For reference I’m using CentOS 7 with its default Apache 2.4.6, and have PHP 5.4, 5.5 and 5.6 installed all using FastCGI.
- Can Virtualmin be made to to support HTTP/2? It appears that it is now officially supported by Apache 2.4.17 and newer.
- Does Apache's HTTP/2 gracefully fallback to HTTP/1.1 by nature or does something else have to be done?
Well, Virtualmin wouldn’t need to support HTTP/2 – it would just be a matter of making sure it’s enabled in Apache.
I’m not actually familiar with the differences there though, do you know what kind of configuration is needed in Apache to make it work?
So maybe I should ask… could there be any issues to using Apache 2.4.17 in the the Webmin/Virtualmin environment? I know that Virtualmin does some find/replace in httpd.conf and other things I’m probably not aware of. I’m not familiar with it either… just checking feasibility of utilizing http/2 as it’s a lot more efficient and we can do things the we natually think like like not concatenating all our resource files together, etc.
Anyone else have comments?
For one, almost none of the browsers support http/2 except through TLS – so you’d need to run https on a server in order to get the browser to use http/2 , and then only on quite recent browser builds.
At the moment we’re only doing http/2 on our servers through Cloudflare which just rolled out http/2 support today. I’m mulling that over at the moment, but mostly just because it would be a nice “sales point” for hosting customers.
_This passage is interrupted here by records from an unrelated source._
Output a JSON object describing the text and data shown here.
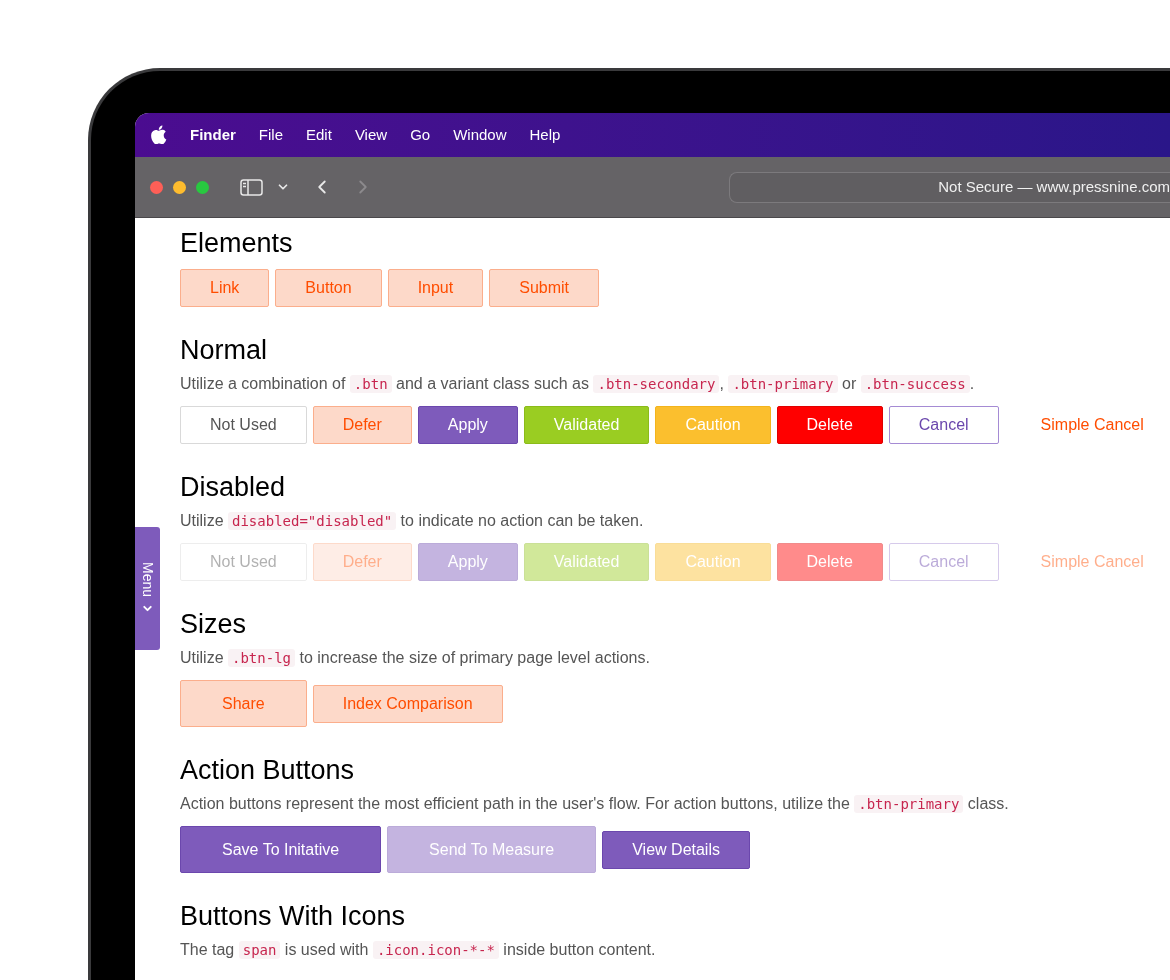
{
  "menu_bar": {
    "items": [
      {
        "label": "Finder",
        "bold": true
      },
      {
        "label": "File",
        "bold": false
      },
      {
        "label": "Edit",
        "bold": false
      },
      {
        "label": "View",
        "bold": false
      },
      {
        "label": "Go",
        "bold": false
      },
      {
        "label": "Window",
        "bold": false
      },
      {
        "label": "Help",
        "bold": false
      }
    ]
  },
  "browser": {
    "address": "Not Secure — www.pressnine.com"
  },
  "side_tab": {
    "label": "Menu"
  },
  "sections": [
    {
      "heading": "Elements",
      "buttons": [
        {
          "label": "Link",
          "kind": "secondary",
          "large": false,
          "disabled": false
        },
        {
          "label": "Button",
          "kind": "secondary",
          "large": false,
          "disabled": false
        },
        {
          "label": "Input",
          "kind": "secondary",
          "large": false,
          "disabled": false
        },
        {
          "label": "Submit",
          "kind": "secondary",
          "large": false,
          "disabled": false
        }
      ]
    },
    {
      "heading": "Normal",
      "description": [
        {
          "text": "Utilize a combination of ",
          "code": false
        },
        {
          "text": ".btn",
          "code": true
        },
        {
          "text": " and a variant class such as ",
          "code": false
        },
        {
          "text": ".btn-secondary",
          "code": true
        },
        {
          "text": ", ",
          "code": false
        },
        {
          "text": ".btn-primary",
          "code": true
        },
        {
          "text": " or ",
          "code": false
        },
        {
          "text": ".btn-success",
          "code": true
        },
        {
          "text": ".",
          "code": false
        }
      ],
      "buttons": [
        {
          "label": "Not Used",
          "kind": "default",
          "large": false,
          "disabled": false
        },
        {
          "label": "Defer",
          "kind": "secondary",
          "large": false,
          "disabled": false
        },
        {
          "label": "Apply",
          "kind": "primary",
          "large": false,
          "disabled": false
        },
        {
          "label": "Validated",
          "kind": "success",
          "large": false,
          "disabled": false
        },
        {
          "label": "Caution",
          "kind": "warning",
          "large": false,
          "disabled": false
        },
        {
          "label": "Delete",
          "kind": "danger",
          "large": false,
          "disabled": false
        },
        {
          "label": "Cancel",
          "kind": "outline",
          "large": false,
          "disabled": false
        },
        {
          "label": "Simple Cancel",
          "kind": "link",
          "large": false,
          "disabled": false
        }
      ]
    },
    {
      "heading": "Disabled",
      "description": [
        {
          "text": "Utilize ",
          "code": false
        },
        {
          "text": "disabled=\"disabled\"",
          "code": true
        },
        {
          "text": " to indicate no action can be taken.",
          "code": false
        }
      ],
      "buttons": [
        {
          "label": "Not Used",
          "kind": "default",
          "large": false,
          "disabled": true
        },
        {
          "label": "Defer",
          "kind": "secondary",
          "large": false,
          "disabled": true
        },
        {
          "label": "Apply",
          "kind": "primary",
          "large": false,
          "disabled": true
        },
        {
          "label": "Validated",
          "kind": "success",
          "large": false,
          "disabled": true
        },
        {
          "label": "Caution",
          "kind": "warning",
          "large": false,
          "disabled": true
        },
        {
          "label": "Delete",
          "kind": "danger",
          "large": false,
          "disabled": true
        },
        {
          "label": "Cancel",
          "kind": "outline",
          "large": false,
          "disabled": true
        },
        {
          "label": "Simple Cancel",
          "kind": "link",
          "large": false,
          "disabled": true
        }
      ]
    },
    {
      "heading": "Sizes",
      "description": [
        {
          "text": "Utilize ",
          "code": false
        },
        {
          "text": ".btn-lg",
          "code": true
        },
        {
          "text": " to increase the size of primary page level actions.",
          "code": false
        }
      ],
      "buttons": [
        {
          "label": "Share",
          "kind": "secondary",
          "large": true,
          "disabled": false
        },
        {
          "label": "Index Comparison",
          "kind": "secondary",
          "large": false,
          "disabled": false
        }
      ]
    },
    {
      "heading": "Action Buttons",
      "description": [
        {
          "text": "Action buttons represent the most efficient path in the user's flow. For action buttons, utilize the ",
          "code": false
        },
        {
          "text": ".btn-primary",
          "code": true
        },
        {
          "text": " class.",
          "code": false
        }
      ],
      "buttons": [
        {
          "label": "Save To Initative",
          "kind": "primary",
          "large": true,
          "disabled": false
        },
        {
          "label": "Send To Measure",
          "kind": "primary",
          "large": true,
          "disabled": true
        },
        {
          "label": "View Details",
          "kind": "primary",
          "large": false,
          "disabled": false
        }
      ]
    },
    {
      "heading": "Buttons With Icons",
      "description": [
        {
          "text": "The tag ",
          "code": false
        },
        {
          "text": "span",
          "code": true
        },
        {
          "text": " is used with ",
          "code": false
        },
        {
          "text": ".icon.icon-*-*",
          "code": true
        },
        {
          "text": " inside button content.",
          "code": false
        }
      ]
    }
  ]
}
The main thing that is special about the Virtualmin apache server build is that the home directory is in /home – if you don’t build apache that way it won’t work with Virtualmin.
This is all fairly bleeding-edge. I don’t think there’s any reasonable way you’d get that to work without compiling your own Apache version.
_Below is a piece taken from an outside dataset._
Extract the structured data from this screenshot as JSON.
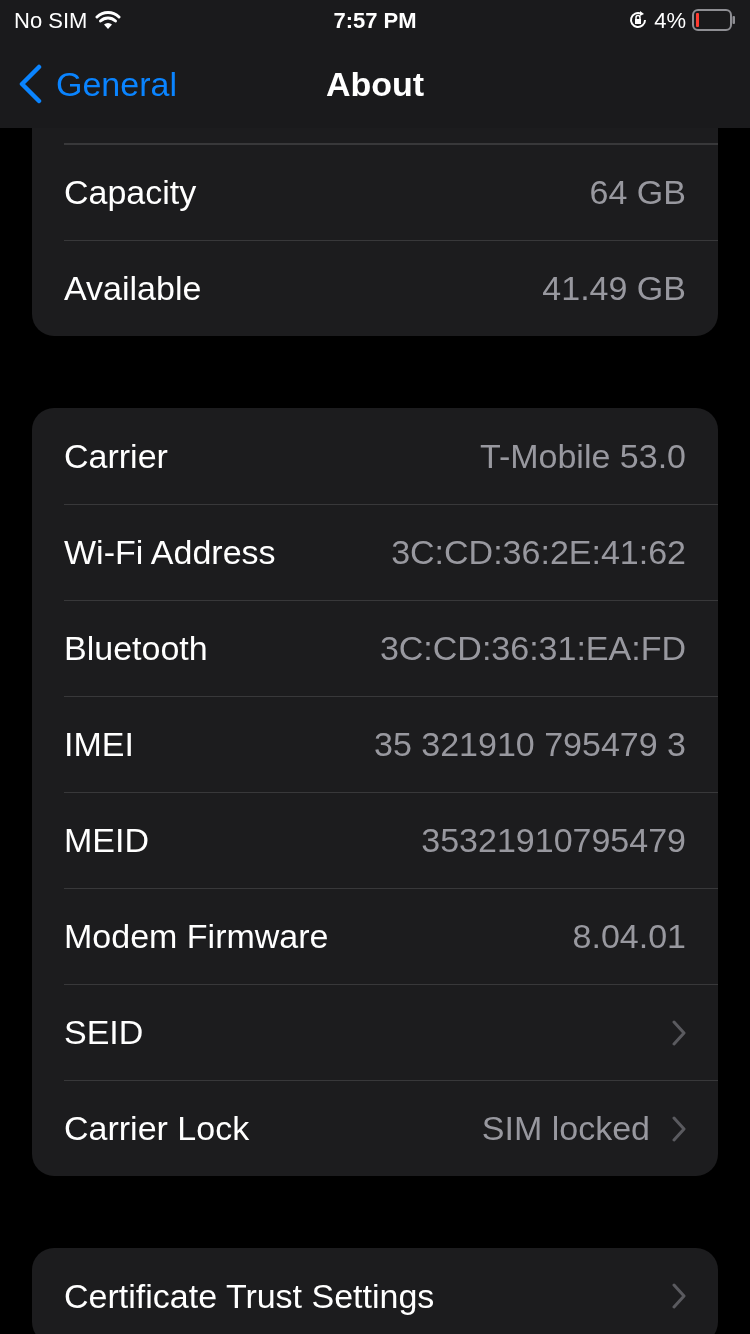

Yes, it would do http/1 on browsers that don’t support 2 —
Any one have upgrade to this apache version?
I haven’t poked at this, yet, but I doubt there would be any major issues with the new version, but there might be other challenges, depending on your experience level with this sort of thing. As cruiskeen noted, you’ll need suexec_docroot set to /home, if you do opt to build your own Apache (or, if you use a Debian/Ubuntu build with the suexec custom module, it is configurable at runtime). Webmin/Virtualmin are usually pretty graceful about new features in Apache: It won’t know about them or give a UI for them, but it also probably won’t break them when you configure them manually.
Once this version of Apache starts showing up in distributions, we’ll definitely support it and (some of) its new features. Until then, I don’t think it’d be very high risk to try it, as long as you’re careful about it, and keep backups all of your old configs. That is, of course, assuming you’re comfortable rebuilding from source or from SRPM or deb source packages (I’d recommend starting from the source RPM or deb and updating it to the new version rather than doing a from-source build…there are huge differences in how things are configured out of the box in a package vs the from tarball source build, and telling Webmin/Virtualmin about all of those changes would be tedious and very error-prone).
The benefits are still somewhat small and the cost to implement maybe higher than it warrants, unless you have a lot of sites with a lot of files. Applications have mostly been built to accommodate the old HTTP/1.1 protocol quirks, and so the benefits only begin to show in a marked way with applications that aren’t already optimized for HTTP/1.1. It does improve development and deployment processes…but, we aren’t quite to the point where we can ignore 1.1 yet.